Directions >> Your answer must be the full listing, repeated word for word.
***** Extracted records *****
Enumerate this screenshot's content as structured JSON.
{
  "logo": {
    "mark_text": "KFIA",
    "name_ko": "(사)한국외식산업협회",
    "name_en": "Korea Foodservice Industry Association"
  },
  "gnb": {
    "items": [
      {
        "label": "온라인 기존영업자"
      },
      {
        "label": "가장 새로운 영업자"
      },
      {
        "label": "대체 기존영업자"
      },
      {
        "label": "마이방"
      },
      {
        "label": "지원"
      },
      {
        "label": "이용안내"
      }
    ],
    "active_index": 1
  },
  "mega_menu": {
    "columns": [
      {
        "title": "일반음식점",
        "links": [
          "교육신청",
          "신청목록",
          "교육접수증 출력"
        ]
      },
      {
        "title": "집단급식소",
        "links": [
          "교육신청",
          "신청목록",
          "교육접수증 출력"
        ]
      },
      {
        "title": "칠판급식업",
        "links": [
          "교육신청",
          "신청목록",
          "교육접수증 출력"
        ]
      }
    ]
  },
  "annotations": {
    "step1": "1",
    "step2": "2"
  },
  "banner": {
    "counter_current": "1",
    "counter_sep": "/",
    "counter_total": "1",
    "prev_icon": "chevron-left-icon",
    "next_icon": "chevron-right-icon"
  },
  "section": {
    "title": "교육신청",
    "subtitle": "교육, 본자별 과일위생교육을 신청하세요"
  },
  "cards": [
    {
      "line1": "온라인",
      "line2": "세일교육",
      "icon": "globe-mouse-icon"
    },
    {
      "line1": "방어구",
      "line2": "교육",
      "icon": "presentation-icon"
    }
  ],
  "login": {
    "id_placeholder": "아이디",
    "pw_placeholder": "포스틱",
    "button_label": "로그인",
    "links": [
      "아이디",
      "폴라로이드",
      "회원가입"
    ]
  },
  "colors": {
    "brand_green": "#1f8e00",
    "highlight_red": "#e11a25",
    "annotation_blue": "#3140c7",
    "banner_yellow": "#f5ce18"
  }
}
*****
Answer space >>
Enumerate this screenshot's content as structured JSON.
{
  "logo": {
    "mark_text": "KFIA",
    "name_ko": "(사)한국외식산업협회",
    "name_en": "Korea Foodservice Industry Association"
  },
  "gnb": {
    "items": [
      {
        "label": "온라인 기존영업자"
      },
      {
        "label": "가장 새로운 영업자"
      },
      {
        "label": "대체 기존영업자"
      },
      {
        "label": "마이방"
      },
      {
        "label": "지원"
      },
      {
        "label": "이용안내"
      }
    ],
    "active_index": 1
  },
  "mega_menu": {
    "columns": [
      {
        "title": "일반음식점",
        "links": [
          "교육신청",
          "신청목록",
          "교육접수증 출력"
        ]
      },
      {
        "title": "집단급식소",
        "links": [
          "교육신청",
          "신청목록",
          "교육접수증 출력"
        ]
      },
      {
        "title": "칠판급식업",
        "links": [
          "교육신청",
          "신청목록",
          "교육접수증 출력"
        ]
      }
    ]
  },
  "annotations": {
    "step1": "1",
    "step2": "2"
  },
  "banner": {
    "counter_current": "1",
    "counter_sep": "/",
    "counter_total": "1",
    "prev_icon": "chevron-left-icon",
    "next_icon": "chevron-right-icon"
  },
  "section": {
    "title": "교육신청",
    "subtitle": "교육, 본자별 과일위생교육을 신청하세요"
  },
  "cards": [
    {
      "line1": "온라인",
      "line2": "세일교육",
      "icon": "globe-mouse-icon"
    },
    {
      "line1": "방어구",
      "line2": "교육",
      "icon": "presentation-icon"
    }
  ],
  "login": {
    "id_placeholder": "아이디",
    "pw_placeholder": "포스틱",
    "button_label": "로그인",
    "links": [
      "아이디",
      "폴라로이드",
      "회원가입"
    ]
  },
  "colors": {
    "brand_green": "#1f8e00",
    "highlight_red": "#e11a25",
    "annotation_blue": "#3140c7",
    "banner_yellow": "#f5ce18"
  }
}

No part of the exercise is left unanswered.